(What to do)
Beginning with the line that holds "Enumerate this screenshot's", copy each line exactly through the end of the entries, but leave the pictures out.
--- Provided records Enclosed Below ---
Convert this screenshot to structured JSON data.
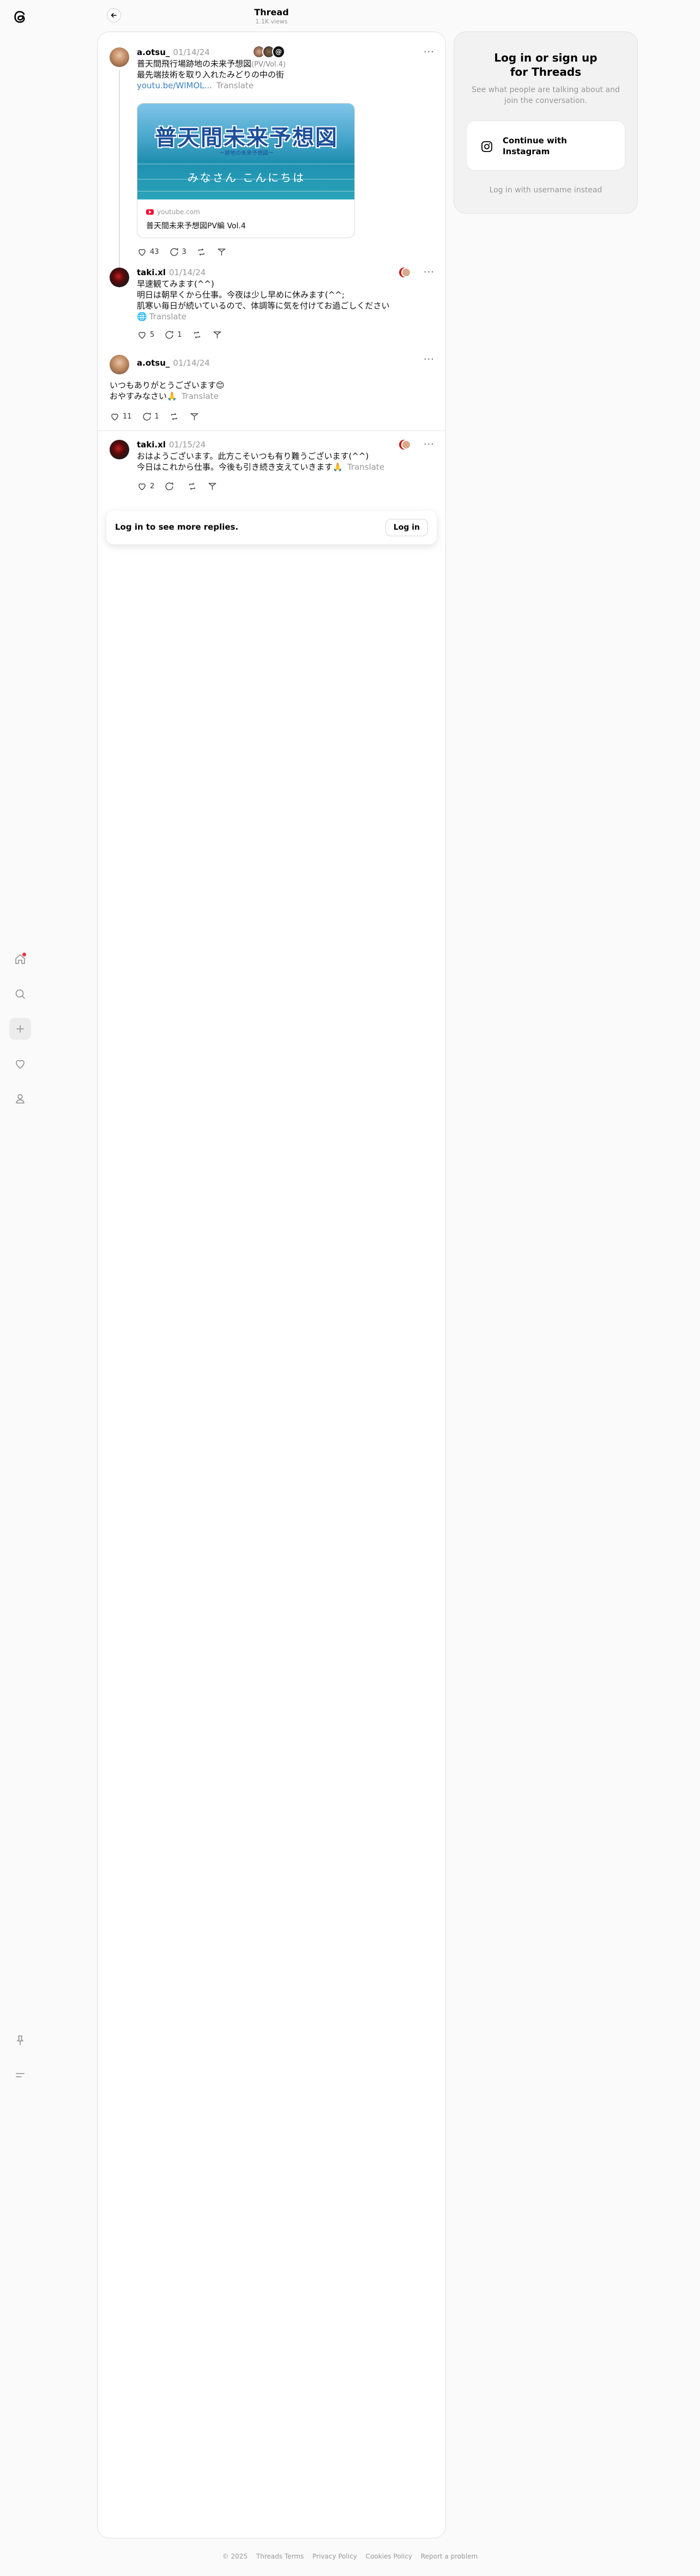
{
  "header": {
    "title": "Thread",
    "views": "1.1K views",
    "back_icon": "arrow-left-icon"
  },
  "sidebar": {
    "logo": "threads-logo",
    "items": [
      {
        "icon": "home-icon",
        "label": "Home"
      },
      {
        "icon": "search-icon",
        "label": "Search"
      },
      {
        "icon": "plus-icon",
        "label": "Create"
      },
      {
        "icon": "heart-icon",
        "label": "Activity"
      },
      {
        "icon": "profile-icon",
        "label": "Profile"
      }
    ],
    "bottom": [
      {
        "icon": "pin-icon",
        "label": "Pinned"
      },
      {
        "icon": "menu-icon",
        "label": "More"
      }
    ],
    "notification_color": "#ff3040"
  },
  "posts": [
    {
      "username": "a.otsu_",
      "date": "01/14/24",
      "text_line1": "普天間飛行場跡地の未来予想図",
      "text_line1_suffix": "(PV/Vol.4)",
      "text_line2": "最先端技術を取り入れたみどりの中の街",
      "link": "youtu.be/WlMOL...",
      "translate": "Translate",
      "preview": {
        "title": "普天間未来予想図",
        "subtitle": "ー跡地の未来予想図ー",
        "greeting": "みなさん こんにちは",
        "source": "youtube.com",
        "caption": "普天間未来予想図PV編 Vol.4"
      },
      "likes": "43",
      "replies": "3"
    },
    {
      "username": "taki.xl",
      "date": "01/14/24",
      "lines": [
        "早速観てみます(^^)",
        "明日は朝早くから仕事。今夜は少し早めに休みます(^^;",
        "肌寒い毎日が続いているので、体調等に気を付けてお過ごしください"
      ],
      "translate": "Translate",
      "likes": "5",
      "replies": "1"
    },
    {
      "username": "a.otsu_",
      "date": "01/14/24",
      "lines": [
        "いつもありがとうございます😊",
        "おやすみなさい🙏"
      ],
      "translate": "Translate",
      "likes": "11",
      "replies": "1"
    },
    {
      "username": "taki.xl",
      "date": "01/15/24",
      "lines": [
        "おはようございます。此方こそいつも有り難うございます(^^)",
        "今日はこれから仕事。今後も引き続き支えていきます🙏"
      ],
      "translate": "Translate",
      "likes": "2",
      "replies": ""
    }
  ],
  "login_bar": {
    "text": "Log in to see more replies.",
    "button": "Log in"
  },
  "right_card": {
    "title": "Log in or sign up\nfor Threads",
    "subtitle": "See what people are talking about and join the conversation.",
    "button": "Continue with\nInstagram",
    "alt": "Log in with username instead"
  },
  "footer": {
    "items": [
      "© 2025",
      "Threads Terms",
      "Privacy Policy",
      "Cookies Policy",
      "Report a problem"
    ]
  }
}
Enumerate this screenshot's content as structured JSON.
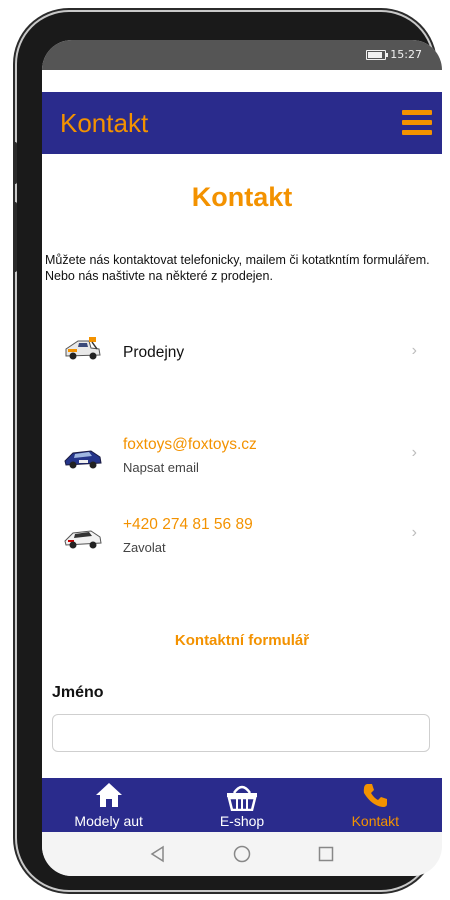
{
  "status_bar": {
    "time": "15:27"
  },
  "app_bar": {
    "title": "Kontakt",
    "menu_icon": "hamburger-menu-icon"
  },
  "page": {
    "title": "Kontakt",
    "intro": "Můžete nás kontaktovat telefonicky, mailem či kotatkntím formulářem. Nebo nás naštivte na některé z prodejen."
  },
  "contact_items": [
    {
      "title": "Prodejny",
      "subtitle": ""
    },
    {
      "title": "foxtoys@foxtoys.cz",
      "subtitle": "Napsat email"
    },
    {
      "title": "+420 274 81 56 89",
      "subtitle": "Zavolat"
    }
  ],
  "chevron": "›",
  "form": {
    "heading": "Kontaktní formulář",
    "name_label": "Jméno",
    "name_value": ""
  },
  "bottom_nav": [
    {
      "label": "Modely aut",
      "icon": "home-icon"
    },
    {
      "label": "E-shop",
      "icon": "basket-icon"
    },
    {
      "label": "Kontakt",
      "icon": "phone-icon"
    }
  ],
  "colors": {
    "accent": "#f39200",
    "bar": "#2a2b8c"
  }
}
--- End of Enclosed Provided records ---
(Response to the exercise)
Enumerate this screenshot's content as structured JSON.
{
  "status_bar": {
    "time": "15:27"
  },
  "app_bar": {
    "title": "Kontakt",
    "menu_icon": "hamburger-menu-icon"
  },
  "page": {
    "title": "Kontakt",
    "intro": "Můžete nás kontaktovat telefonicky, mailem či kotatkntím formulářem. Nebo nás naštivte na některé z prodejen."
  },
  "contact_items": [
    {
      "title": "Prodejny",
      "subtitle": ""
    },
    {
      "title": "foxtoys@foxtoys.cz",
      "subtitle": "Napsat email"
    },
    {
      "title": "+420 274 81 56 89",
      "subtitle": "Zavolat"
    }
  ],
  "chevron": "›",
  "form": {
    "heading": "Kontaktní formulář",
    "name_label": "Jméno",
    "name_value": ""
  },
  "bottom_nav": [
    {
      "label": "Modely aut",
      "icon": "home-icon"
    },
    {
      "label": "E-shop",
      "icon": "basket-icon"
    },
    {
      "label": "Kontakt",
      "icon": "phone-icon"
    }
  ],
  "colors": {
    "accent": "#f39200",
    "bar": "#2a2b8c"
  }
}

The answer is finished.